§ **TASK DESCRIPTION**
Images do not belong in the copy. Retype the entries exactly.

(Source data)
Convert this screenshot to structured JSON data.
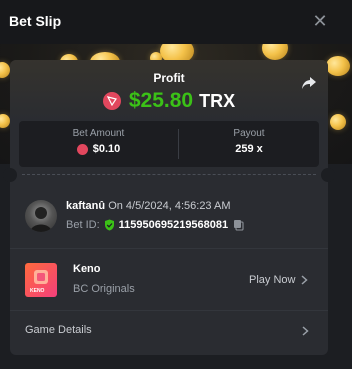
{
  "header": {
    "title": "Bet Slip",
    "close_icon": "close-icon"
  },
  "profit": {
    "label": "Profit",
    "amount": "$25.80",
    "currency": "TRX",
    "amount_color": "#3bc117",
    "coin_color": "#e2475e"
  },
  "stats": {
    "bet_amount_label": "Bet Amount",
    "bet_amount_value": "$0.10",
    "payout_label": "Payout",
    "payout_value": "259 x"
  },
  "bet": {
    "username": "kaftanû",
    "datetime": "On 4/5/2024, 4:56:23 AM",
    "bet_id_label": "Bet ID:",
    "bet_id": "115950695219568081"
  },
  "game": {
    "name": "Keno",
    "provider": "BC Originals",
    "play_label": "Play Now",
    "thumb_text": "KENO"
  },
  "details": {
    "label": "Game Details"
  }
}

§ **TASK OUTPUT**
Convert this screenshot to structured JSON data.
{
  "header": {
    "title": "Bet Slip",
    "close_icon": "close-icon"
  },
  "profit": {
    "label": "Profit",
    "amount": "$25.80",
    "currency": "TRX",
    "amount_color": "#3bc117",
    "coin_color": "#e2475e"
  },
  "stats": {
    "bet_amount_label": "Bet Amount",
    "bet_amount_value": "$0.10",
    "payout_label": "Payout",
    "payout_value": "259 x"
  },
  "bet": {
    "username": "kaftanû",
    "datetime": "On 4/5/2024, 4:56:23 AM",
    "bet_id_label": "Bet ID:",
    "bet_id": "115950695219568081"
  },
  "game": {
    "name": "Keno",
    "provider": "BC Originals",
    "play_label": "Play Now",
    "thumb_text": "KENO"
  },
  "details": {
    "label": "Game Details"
  }
}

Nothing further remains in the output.